June 9th, 2017
There is an enzyme in the body that is responsible for converting beta carotene from the dietary carotenoid into vitamin A – the functional form that is used by the body. According to a recent study, the very same enzyme also plays a key role in the regulation of the testosterone levels and acts as a precursor of prostate growth. The enzyme is called Bco1 and it was studied at the University of Illinois as it effects the testosterone levels and tissues with testosterone sensitivity like prostate. The comparative study was based on the laboratory mice with missing functional Bco1 gene and mice of the control group.
Inside the human body, this enzyme breaks the single beta-carotene molecule (which gives orange coloration to pumpkin, carrots and various other plants) to yield two vitamin A molecules. Scientists have proposed that Bco1 may also regulate some other biological processes.
Studies conducted in the past have revealed that mice with no Bco1 gene fails to split the beta carotene molecules and due to variation in Bco1 gene, it is likely to have the carotenoid metabolism affected up to certain extent.
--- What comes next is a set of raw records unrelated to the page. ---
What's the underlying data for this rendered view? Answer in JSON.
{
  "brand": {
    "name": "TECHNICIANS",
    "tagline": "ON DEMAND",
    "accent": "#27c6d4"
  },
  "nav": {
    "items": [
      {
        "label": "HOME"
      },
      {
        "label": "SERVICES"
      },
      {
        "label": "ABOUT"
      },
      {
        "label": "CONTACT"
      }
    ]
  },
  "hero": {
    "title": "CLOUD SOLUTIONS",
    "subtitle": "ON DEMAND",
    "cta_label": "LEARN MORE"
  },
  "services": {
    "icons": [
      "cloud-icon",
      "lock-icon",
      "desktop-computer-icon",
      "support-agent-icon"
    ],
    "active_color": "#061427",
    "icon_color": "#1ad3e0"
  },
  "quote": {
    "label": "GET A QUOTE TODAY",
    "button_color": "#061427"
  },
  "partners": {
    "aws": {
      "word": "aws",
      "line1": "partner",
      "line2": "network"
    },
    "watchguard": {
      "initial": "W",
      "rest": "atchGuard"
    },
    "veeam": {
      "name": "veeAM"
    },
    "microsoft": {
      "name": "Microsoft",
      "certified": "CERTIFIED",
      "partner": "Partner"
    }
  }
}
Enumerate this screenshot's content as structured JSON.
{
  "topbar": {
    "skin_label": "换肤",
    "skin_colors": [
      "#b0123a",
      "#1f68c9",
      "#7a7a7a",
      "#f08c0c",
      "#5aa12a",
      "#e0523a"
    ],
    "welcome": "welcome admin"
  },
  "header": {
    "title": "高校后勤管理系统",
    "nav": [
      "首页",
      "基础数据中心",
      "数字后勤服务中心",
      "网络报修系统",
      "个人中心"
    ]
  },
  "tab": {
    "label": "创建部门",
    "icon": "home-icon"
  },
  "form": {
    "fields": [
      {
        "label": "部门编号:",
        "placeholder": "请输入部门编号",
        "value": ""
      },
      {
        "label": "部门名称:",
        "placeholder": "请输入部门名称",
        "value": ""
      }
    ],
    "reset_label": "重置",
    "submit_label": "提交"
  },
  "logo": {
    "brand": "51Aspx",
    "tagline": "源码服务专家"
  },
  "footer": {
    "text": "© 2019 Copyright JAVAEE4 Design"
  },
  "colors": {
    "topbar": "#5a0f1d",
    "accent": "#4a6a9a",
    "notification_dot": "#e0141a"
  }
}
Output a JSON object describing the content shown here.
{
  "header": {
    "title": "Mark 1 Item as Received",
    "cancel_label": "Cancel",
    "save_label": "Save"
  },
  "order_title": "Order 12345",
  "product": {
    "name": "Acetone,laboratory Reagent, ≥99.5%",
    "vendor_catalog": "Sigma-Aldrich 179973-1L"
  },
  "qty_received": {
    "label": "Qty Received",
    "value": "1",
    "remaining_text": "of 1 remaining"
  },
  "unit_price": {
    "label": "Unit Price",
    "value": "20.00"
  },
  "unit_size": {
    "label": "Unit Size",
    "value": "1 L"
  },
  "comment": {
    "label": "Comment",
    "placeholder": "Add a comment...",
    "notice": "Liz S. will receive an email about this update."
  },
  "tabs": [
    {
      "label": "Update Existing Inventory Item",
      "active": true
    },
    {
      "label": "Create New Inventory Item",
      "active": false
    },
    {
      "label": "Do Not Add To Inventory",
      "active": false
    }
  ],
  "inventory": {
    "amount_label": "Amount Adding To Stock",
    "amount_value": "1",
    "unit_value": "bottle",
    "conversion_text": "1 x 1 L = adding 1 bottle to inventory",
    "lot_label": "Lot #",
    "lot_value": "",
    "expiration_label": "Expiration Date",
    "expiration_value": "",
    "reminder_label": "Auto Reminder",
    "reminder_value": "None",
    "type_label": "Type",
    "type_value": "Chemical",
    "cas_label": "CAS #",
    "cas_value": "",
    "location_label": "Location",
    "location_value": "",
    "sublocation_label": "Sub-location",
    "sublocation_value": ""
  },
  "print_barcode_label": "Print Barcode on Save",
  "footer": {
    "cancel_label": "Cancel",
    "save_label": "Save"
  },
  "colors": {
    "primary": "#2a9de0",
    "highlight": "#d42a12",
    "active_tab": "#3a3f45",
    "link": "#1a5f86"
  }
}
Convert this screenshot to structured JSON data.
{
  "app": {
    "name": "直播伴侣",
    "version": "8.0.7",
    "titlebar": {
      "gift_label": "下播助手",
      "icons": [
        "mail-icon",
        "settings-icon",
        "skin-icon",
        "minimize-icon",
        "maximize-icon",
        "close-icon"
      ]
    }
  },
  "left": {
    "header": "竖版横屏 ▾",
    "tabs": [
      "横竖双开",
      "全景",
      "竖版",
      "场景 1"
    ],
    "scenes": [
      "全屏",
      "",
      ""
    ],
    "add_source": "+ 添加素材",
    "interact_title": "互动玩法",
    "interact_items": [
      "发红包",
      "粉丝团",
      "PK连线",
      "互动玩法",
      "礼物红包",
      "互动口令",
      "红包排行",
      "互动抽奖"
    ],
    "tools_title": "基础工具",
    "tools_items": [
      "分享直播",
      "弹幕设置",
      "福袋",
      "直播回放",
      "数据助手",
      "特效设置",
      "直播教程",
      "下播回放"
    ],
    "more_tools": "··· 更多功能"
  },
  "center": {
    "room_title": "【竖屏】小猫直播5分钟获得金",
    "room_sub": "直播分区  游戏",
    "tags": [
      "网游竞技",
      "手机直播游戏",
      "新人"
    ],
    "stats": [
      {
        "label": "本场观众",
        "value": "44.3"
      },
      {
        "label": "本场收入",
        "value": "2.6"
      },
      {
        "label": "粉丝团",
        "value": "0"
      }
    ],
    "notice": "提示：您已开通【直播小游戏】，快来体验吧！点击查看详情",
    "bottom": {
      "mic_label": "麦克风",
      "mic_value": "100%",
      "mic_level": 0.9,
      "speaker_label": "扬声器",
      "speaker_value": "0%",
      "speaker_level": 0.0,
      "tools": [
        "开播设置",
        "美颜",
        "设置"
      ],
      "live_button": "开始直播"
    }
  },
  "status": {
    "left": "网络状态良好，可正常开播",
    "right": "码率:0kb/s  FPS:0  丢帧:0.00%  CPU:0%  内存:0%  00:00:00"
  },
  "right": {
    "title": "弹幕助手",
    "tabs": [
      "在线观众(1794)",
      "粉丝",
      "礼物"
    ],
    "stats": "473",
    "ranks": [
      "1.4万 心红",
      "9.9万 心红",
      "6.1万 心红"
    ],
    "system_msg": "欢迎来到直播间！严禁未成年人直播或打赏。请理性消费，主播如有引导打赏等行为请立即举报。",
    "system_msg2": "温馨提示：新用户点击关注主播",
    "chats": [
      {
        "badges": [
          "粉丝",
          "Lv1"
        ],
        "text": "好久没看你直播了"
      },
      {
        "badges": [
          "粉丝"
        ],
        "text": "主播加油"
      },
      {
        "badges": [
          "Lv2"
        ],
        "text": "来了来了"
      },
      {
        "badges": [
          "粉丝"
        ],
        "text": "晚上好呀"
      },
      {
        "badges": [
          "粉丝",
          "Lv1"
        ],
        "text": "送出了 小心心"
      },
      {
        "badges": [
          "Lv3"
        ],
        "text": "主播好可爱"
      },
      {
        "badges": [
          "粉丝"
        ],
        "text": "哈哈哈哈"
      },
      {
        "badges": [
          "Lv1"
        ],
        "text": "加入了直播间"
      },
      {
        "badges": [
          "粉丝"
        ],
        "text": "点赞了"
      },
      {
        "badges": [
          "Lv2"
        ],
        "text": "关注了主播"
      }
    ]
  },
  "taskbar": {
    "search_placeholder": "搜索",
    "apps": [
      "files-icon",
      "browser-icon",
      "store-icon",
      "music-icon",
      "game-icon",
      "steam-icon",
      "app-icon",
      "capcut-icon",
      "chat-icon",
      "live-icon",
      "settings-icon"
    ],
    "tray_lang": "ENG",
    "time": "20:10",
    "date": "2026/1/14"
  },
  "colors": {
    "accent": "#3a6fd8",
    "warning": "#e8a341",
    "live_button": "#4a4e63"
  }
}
Therefore Joshua W. Smith, paper’s lead author suggested, there are chances that men having Bco1 gene variation may as well experience alteration in the levels of testosterone.
The two mice groups were given a beta-carotene and carotenoid free diet but provided them with sufficient amount of vitamin A to normalize the liver and blood nutrients. The mice group that lacked Bco1 gene showed low levels of testosterone and the size of prostate was comparably small.
As testosterone is essential in developing and maintaining seminal vesicles and prostates, so in Bco1 lacking group, the weight of seminal vesicles and prostate was 20-30% less in contrast to the controlled group. The Bco1 lacking group also showed 44% lower concentration of leydig cells (cells responsible for the conversion of cholesterol into testosterone).
The Bco1 lacking group also exhibited 32% reduction in Hsd17b3 gene levels (involved in the synthesis of testosterone from leydig cells).
In men, hereditary alterations/variations in Hsd17b3 gene can lead to:
The scientists examined 200 genes present in the prostate of tested mice out of which 13 were found to be altered by the absence of Bco1. 3 of these altered genes were noted to be involved in the proliferation of cell, one involved in the epithelial tissues and stromal growth, two involved in the cell cycle progression whereas one involved in apoptosis; cell death.
The researchers also discovered that the Bco1 lacking group exhibited disrupted signaling of androgen receptors which is very essential for development and functioning of prostate and regulation of gene expression. According to the study, the AR signaling also plays a role in the initiation and progression of prostate cancer.
The findings of the study elaborated on how Bco1 is capable of performing other physiological functions along with its primary function of cleaving carotenoid and how the lacking of this enzyme can adversely affect: